Hirsutism is excessive growth of facial or body hair in women. It is not a disease. The condition usually develops during puberty and becomes more pronounced as the years go by. However, an inherited tendency, over-production of male hormones (androgens), medication, or disease, can cause it to appear at any age.
Women who have hirsutism usually have irregular menstrual cycles. They sometimes have small breasts and deep voices, and their muscles and genitals may become larger than women without the condition.
In those cases in which the cause is not clear, hirsutism is probably hereditary, because there is often a family history of the disorder.
"Secondary" hirsutism is most often associated with polycystic ovary syndrome, an inherited hormonal disorder characterized by menstrual irregularities, biochemical abnormalities, and obesity. This type of hirsutism may also be caused by malfunctions of the pituitary or adrenal glands, use of male hormonesor minoxidil (Loniten), a drug used to widen blood vessels, or adrenal or ovarian tumors.
Hirsutism is rarely caused by a serious underlying disorder. Pregnancy occasionally stimulates its development. Hirsutism triggered by tumors is very unusual.
In hirsutism, hair follicles usually become enlarged and the hairs themselvesbecome larger and darker. A woman whose hirsutism is caused by an increase in male hormones has a pattern of hair growth similar to that of a man. Patients whose hirsutism is not hormone-related have long, fine hairs on their faces, arms, chests, and backs.
Diagnosis is based on a family history of hirsutism, a personal history of menstrual irregularities, and masculine traits. Laboratory tests are not neededto assess the status of patients whose menstrual cycles are normal and who have mild, gradually progressing hirsutism.
A family physician or endocrinologist may order blood tests to measure hormone levels in women with long-standing menstrual problems or more severe hirsutism. Computed tomography scans (CT scans) are sometimes performed to evaluatediseases of the adrenal glands. Additional diagnostic procedures may be usedto confirm or rule out underlying diseases or disorders.
Primary hirsutism can be treated mechanically, which involves bleaching or physically removing unwanted hair by cutting, electrolysis, shaving, tweezing,waxing, or using hair-removing creams (depilatories).
Low-dose dexamethasone (a synthetic adrenocortical steroid), birth-control pills, or medications that suppress male hormones (for example, spironolactone)may be prescribed for patients whose condition stems from high androgen levels.
Treatment of secondary hirsutism is determined by the underlying cause of thecondition.
Birth-control pills alone cause this condition to stabilize in one of every two patients and to improve in one of every 10.

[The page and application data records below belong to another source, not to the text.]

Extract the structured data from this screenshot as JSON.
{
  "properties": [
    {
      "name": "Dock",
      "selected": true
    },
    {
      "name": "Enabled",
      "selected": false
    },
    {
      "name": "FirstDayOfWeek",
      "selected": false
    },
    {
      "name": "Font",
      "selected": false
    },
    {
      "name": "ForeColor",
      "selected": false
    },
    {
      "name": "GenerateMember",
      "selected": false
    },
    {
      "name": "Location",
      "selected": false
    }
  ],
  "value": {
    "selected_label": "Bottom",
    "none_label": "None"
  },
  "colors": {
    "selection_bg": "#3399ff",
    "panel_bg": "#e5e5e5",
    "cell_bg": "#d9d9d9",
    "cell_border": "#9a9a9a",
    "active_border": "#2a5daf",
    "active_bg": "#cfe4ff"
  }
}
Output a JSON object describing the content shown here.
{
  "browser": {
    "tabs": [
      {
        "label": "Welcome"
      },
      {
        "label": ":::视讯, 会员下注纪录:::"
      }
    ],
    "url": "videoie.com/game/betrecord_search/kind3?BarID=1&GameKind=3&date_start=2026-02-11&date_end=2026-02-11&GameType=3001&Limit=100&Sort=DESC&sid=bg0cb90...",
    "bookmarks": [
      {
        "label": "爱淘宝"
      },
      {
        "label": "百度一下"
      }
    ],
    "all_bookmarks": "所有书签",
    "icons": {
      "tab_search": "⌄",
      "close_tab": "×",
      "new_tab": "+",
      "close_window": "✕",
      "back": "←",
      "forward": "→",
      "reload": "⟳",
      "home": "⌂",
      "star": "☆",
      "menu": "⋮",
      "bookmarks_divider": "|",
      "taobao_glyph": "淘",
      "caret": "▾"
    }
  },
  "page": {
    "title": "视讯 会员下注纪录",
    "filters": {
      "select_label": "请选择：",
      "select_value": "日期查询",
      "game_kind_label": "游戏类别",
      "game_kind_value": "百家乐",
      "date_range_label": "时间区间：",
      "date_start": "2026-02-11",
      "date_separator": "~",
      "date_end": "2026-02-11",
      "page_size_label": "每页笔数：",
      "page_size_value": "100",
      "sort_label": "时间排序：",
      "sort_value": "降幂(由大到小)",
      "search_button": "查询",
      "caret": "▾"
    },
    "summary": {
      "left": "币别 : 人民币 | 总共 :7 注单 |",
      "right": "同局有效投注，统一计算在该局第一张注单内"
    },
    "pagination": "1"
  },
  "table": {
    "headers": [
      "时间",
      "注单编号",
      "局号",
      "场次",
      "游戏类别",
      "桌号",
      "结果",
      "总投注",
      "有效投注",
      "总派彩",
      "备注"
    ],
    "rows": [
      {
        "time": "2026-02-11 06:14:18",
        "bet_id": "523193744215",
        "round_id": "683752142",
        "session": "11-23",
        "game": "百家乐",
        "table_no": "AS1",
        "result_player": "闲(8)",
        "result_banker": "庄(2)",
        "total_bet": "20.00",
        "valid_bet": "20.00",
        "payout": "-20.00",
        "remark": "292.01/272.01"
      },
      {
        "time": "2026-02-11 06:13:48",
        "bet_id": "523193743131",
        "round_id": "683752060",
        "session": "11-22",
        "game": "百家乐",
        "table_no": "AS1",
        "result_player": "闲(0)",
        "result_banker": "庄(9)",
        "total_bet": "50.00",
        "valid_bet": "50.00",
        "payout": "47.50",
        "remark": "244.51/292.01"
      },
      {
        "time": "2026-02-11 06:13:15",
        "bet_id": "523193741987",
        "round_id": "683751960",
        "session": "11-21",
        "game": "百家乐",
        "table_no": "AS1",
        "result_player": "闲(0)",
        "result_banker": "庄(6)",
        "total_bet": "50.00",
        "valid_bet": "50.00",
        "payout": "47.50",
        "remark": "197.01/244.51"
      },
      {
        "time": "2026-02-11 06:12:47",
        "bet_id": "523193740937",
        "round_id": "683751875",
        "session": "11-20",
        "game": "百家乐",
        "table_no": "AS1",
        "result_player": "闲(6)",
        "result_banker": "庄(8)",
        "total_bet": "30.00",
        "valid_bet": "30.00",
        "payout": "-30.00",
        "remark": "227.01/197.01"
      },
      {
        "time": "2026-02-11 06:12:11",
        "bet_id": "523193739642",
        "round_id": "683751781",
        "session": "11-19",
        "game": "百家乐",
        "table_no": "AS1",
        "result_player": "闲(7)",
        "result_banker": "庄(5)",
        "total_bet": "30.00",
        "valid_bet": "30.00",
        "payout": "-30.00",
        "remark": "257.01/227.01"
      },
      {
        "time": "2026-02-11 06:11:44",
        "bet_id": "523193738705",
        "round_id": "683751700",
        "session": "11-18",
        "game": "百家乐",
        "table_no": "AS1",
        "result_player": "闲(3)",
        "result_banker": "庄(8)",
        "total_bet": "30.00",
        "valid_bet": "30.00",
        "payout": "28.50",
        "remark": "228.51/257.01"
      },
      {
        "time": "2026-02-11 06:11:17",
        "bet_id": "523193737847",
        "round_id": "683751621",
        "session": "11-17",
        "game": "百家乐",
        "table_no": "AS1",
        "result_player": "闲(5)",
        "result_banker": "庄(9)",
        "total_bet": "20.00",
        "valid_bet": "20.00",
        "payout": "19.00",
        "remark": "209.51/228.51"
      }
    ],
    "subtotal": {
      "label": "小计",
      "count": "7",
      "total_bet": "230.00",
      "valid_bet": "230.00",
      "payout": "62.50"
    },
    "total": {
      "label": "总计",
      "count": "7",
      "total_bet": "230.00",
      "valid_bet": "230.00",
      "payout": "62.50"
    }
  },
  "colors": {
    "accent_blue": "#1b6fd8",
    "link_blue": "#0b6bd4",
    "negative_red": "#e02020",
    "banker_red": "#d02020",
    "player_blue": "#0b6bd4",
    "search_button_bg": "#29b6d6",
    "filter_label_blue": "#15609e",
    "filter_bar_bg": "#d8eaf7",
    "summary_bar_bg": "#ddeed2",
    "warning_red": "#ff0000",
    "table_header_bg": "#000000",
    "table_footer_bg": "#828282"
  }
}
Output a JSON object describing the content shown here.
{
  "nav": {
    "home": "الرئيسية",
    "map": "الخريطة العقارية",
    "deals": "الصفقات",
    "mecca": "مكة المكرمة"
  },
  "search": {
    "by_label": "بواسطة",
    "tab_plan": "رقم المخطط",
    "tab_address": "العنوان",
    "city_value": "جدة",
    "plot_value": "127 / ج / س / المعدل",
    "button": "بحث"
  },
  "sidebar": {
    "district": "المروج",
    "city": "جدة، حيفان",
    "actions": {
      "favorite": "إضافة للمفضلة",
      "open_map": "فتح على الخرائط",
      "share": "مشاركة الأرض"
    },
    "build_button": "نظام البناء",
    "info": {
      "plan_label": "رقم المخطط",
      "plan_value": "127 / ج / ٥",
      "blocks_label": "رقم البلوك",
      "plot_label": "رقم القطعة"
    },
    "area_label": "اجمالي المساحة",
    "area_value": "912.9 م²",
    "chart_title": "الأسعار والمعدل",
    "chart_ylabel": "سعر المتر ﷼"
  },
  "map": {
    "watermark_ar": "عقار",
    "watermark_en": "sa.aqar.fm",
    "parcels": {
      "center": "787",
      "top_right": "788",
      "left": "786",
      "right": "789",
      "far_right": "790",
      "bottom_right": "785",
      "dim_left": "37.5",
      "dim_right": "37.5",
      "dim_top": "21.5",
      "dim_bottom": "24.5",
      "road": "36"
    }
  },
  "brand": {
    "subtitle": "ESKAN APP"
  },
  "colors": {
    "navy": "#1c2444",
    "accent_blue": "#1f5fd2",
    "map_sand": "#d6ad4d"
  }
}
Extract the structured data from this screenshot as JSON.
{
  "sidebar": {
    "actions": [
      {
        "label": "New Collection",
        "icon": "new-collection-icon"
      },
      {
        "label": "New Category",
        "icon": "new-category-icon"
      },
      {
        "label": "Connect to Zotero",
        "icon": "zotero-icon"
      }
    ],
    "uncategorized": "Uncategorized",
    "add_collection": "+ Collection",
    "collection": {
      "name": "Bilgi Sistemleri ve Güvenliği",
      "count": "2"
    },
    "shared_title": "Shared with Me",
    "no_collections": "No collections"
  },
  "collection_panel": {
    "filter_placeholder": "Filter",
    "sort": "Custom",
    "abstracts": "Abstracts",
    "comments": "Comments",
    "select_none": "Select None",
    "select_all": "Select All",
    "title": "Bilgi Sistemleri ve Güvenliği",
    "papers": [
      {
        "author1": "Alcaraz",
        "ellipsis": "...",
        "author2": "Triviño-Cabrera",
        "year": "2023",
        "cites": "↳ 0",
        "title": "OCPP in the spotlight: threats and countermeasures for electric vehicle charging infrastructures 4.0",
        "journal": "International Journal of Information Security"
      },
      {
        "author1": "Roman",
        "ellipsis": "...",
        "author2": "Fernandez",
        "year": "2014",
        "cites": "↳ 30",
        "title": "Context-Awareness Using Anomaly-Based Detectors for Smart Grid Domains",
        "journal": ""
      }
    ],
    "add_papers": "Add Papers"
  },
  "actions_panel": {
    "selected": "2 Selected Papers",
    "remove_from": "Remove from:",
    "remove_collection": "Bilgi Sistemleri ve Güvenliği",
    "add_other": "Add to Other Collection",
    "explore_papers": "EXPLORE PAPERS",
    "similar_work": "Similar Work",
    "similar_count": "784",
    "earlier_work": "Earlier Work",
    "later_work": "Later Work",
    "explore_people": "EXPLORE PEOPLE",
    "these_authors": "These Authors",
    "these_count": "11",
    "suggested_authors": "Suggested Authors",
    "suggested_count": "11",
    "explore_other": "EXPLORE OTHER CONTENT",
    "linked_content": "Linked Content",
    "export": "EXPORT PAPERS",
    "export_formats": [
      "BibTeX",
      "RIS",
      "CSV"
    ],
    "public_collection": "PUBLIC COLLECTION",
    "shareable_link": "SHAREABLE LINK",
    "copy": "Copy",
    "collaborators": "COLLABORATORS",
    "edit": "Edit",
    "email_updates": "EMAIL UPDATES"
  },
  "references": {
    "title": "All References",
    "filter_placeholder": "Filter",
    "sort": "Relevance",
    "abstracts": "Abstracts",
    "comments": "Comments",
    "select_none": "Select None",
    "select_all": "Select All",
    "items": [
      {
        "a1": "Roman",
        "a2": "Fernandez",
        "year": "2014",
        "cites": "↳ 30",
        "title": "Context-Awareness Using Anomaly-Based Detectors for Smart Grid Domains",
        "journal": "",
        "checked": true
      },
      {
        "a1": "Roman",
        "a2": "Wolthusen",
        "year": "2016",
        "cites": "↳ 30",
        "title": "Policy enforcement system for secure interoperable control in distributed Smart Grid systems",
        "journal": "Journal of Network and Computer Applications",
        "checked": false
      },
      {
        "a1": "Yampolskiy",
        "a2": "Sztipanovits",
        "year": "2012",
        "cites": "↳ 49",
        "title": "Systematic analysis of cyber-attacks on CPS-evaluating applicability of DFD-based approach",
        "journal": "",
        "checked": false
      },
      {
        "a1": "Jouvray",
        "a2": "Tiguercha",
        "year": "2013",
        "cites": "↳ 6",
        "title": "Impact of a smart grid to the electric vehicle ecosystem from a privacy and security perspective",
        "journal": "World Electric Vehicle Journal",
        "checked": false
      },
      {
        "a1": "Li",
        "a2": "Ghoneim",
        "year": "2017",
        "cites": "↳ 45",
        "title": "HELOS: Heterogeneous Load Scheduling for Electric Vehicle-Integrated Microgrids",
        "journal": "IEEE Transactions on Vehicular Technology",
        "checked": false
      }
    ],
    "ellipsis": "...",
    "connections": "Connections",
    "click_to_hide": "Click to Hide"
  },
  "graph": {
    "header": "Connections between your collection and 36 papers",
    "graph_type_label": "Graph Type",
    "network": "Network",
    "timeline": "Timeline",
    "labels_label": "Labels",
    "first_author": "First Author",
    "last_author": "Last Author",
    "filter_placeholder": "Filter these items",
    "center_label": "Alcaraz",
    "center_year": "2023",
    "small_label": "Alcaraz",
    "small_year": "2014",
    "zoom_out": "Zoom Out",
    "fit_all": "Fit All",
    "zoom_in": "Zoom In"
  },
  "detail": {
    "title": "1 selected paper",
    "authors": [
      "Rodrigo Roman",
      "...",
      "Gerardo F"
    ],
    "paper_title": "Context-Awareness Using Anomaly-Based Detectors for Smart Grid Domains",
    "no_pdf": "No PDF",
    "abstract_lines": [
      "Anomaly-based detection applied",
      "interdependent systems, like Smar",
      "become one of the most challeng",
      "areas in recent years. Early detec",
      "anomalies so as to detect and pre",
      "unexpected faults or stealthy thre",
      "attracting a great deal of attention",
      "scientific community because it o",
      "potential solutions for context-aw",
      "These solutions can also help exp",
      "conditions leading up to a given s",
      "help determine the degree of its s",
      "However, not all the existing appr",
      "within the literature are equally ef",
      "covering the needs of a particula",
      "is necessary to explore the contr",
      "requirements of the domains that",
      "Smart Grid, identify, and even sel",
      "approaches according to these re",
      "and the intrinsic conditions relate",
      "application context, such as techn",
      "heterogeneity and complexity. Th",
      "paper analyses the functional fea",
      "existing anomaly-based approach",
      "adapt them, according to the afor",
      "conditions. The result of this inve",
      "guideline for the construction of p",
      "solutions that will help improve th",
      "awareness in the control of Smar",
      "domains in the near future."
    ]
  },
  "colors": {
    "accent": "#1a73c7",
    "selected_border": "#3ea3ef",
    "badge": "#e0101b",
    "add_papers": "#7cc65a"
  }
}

When spironolactone (Aldactone) is prescribed to suppress hair growth, 70% ofpatients experience improvement within six months. When women also take birth-control pills, menstrual cycles become regular and hair growth is suppressed even more.